Thumbs Up

One of my favourite spots in London is Trafalgar Square, I love the open space in the middle of London filled with the sound of gushing water pouring out of the famous fountains and all overlooked by the proud bronze lions on one side and squared by plinths in each corner. The fourth plinth on the Square displays pieces of art and now it is home to a new one. In the past I have posted about the Gift Horse and the Blue Chicken, which were displayed and now it is home to a statue called Really Good which is a hand with a very long thumbs up. I’m not too sure what I make of it but it makes me smile, and think positive which I guess is what it’s supposed to do. What do you think of it?

Really Good Thumbs Up

Really Good Thumbs Up

Light-seeing in London

My niece has been asking me to take her to London to see the Christmas lights and yesterday I thought I’d show her around. We started at Trafalgar Square to see the fountains, lions, Nelson’s Column and the huge festive tree. After a walk around we went to Leicester Square where there was a Christmas market and we treated ourselves to some sweet mini pancakes.

We then walked towards Oxford Street to see the lights there and maybe take a peek at the sales in a few shops, before stopping for a much needed lunch. Carnaby Street was next on out destination, which has some interesting artworks and displays.

As it got darker and the lights began to shine we went on to St Christopher’s Place, another little place that’s hidden away.

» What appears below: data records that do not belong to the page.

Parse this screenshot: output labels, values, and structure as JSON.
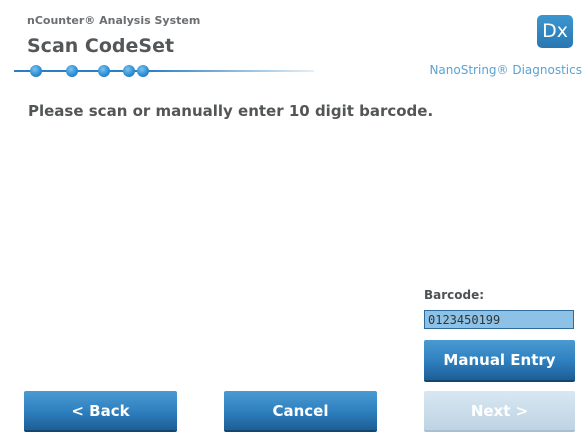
{
  "header": {
    "app_subtitle": "nCounter® Analysis System",
    "page_title": "Scan CodeSet",
    "brand": "NanoString® Diagnostics",
    "logo_text": "Dx",
    "progress_steps": 5,
    "accent_color": "#2f86c8"
  },
  "main": {
    "instruction": "Please scan or manually enter 10 digit barcode."
  },
  "barcode": {
    "label": "Barcode:",
    "value": "0123450199"
  },
  "buttons": {
    "manual_entry": "Manual Entry",
    "back": "< Back",
    "cancel": "Cancel",
    "next": "Next >",
    "next_enabled": false
  }
}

We finished at Marble Arch after a fun but tiring day. My niece said I sounded like a tour guide pointing out landmarks, so hopefully I did a good job.

Monopoly on the Square

My sister and I headed into London today to Trafalgar Square to see the giant Monopoly board that’s based on the game we used to play as kids. It’s been installed there for the weekend and is part of the London Games Festival that’s being held over the Easter break.

The Monopoly board wasn’t big as we imagined and there weren’t as many game pieces as we’d hoped but it was still a fun idea, and with the weather so warm and sunny we were happy to be out, even if we didn’t get a chance to play a round.

I think we had most fun though climbing up to where the famous bronze lions sit that guard Nelson’s Column. We haven’t done this since we were kids and no one cried this time!

Lumiere London – Part 2

The Lumiere event that my sister and I went along to recently was spaced out over various areas across London. Part 1 covered the innovative light artworks in Mayfair and Regent Street, and this post will cover the remaining areas.

After our walk through Regents Street we headed towards Trafalgar Square. I love Trafalgar Square anyway so with this light festival I was looking forward to see what was on show. In front of the National Gallery the words ‘Central Point’ were illuminated (these are normally found on top of a building on Oxford Street) and the iconic fountains were filled with light and plastic bottles. My favourite in this area were the neon dogs, which were so colourful and fun.

After seeing the dogs we hurried on to the next area on the map, Leicester Square. On approaching we could see an array of wonderful bright colours and could see that the whole area had been transformed into a garden of light. There were enormous lit flowers and colourful trees and I think this was my sister and my favourite spot on the map. My photos don’t show just how much the colours popped but it was a a really pretty sight.

Our last stop on the map was at Kings Cross, here the installations were a bit easier to find and closer together. There were some really innovative ideas; some light sticks to draw on the ground, a fun light show projected onto a large building and rainbow tunnel made up of coloured bottles. A little extra thing we spotted were candy floss on light sticks, which we thought was such a simple but effective idea.

All in all my sister and I had a great but exhausting evening, we walked around London on a cold night for approximately 4 hours and manged to see all but a handful of what was on show. We thought it was a great event and one that certainly lived up to the promise of showing us the city in a new light. I think we both agree that we would definitely go along to this event again if it was held next Winter. For more photos you can check out my sisters post of the evening here.